At once, I was startled, moved, and confused. No one had ever asked me that question. It cut deep and pointed to a level of intimacy that was disarming. My reaction had him pull back and say that I didn't need to answer him. I looked at him and told him that I thought it was a truly wonderful question, but it wasn't one that I had ever contemplated. So I asked him for a minute. ... So many things scrolled through my mind, mostly a list of failures, mistakes, and inadequacies. Crossing those out, I spoke to how much I love the sky, the ocean, the mysteries of nature, and then, like a bee jumping from blossom to blossom – only to unwittingly crash into the mother lode of pollen – it struck me that having recently completed the training that enabled me to be with Nico on this Saturday morning was the most beautiful thing. And it really was. I said "being able to challenge myself and learning how to open my heart – that is what is the most beautiful thing in my life these days. ... having conversations that connect and are true, being willing to not have the right or good answer. Getting to be here with you and that I am asking this of myself – this is a beautiful thing."

Nico looked at me with a smile and said, "That is great – the best answer!"

We talked about what matters, and for him, it all came down to learning how to express and live from a place of love, gratitude, and being of service.

After his breakfast and the requisite cleaning of his beard, we just sat. He snoozed. I wondered if I would ever walk by the homeless with a sense of unwavering compassion instead of dread tinged with fear. I thought about what it would take to retrain myself to think of what is beautiful about life instead of what is off or not working. I thought about the pleasure that thinking about beauty brings. I looked at Nico and wondered about his story and everything that I would never know about him. He woke and smiled at me; he wanted to hold my hand before snoozing off again. I took his hand. It was strong with a sure grip, full of life.

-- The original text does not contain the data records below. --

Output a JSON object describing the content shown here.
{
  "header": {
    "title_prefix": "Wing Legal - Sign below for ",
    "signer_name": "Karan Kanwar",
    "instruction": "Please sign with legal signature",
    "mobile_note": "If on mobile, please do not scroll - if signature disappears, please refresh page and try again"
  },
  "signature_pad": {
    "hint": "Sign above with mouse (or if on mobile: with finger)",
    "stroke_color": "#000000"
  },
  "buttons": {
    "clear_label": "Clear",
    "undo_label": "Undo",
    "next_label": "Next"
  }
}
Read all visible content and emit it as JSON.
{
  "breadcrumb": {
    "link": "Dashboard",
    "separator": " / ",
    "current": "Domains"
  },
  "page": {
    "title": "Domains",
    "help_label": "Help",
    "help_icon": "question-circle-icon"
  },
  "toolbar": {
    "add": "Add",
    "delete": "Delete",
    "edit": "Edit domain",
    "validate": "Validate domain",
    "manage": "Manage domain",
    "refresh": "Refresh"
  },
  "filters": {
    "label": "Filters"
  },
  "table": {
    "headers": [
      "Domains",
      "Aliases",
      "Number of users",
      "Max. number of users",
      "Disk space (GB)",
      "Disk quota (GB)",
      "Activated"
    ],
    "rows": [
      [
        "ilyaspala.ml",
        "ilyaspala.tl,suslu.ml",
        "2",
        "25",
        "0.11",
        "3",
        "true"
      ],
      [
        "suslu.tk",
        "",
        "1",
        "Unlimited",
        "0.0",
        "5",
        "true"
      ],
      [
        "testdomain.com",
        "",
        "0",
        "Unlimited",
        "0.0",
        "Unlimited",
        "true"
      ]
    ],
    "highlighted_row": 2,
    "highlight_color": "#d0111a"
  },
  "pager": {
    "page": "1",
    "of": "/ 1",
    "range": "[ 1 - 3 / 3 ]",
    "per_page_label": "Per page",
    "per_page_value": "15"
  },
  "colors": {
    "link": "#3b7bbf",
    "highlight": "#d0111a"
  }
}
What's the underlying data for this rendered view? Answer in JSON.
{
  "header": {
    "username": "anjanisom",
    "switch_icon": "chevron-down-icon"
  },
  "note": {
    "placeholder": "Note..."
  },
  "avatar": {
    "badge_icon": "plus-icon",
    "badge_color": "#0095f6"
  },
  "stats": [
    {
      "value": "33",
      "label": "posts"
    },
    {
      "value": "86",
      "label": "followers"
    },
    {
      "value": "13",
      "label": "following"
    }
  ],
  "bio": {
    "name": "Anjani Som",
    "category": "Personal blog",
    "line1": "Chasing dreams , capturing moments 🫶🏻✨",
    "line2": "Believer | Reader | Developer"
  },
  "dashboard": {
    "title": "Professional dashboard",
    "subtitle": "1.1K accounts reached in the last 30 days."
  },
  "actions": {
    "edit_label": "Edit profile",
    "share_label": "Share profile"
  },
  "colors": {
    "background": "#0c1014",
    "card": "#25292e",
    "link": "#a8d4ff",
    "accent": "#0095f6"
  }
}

Written by Audrey Meinertzhagen for Zen Hospice Project and Learn more about how Zen Hospice Project is helping to change the experience of dying.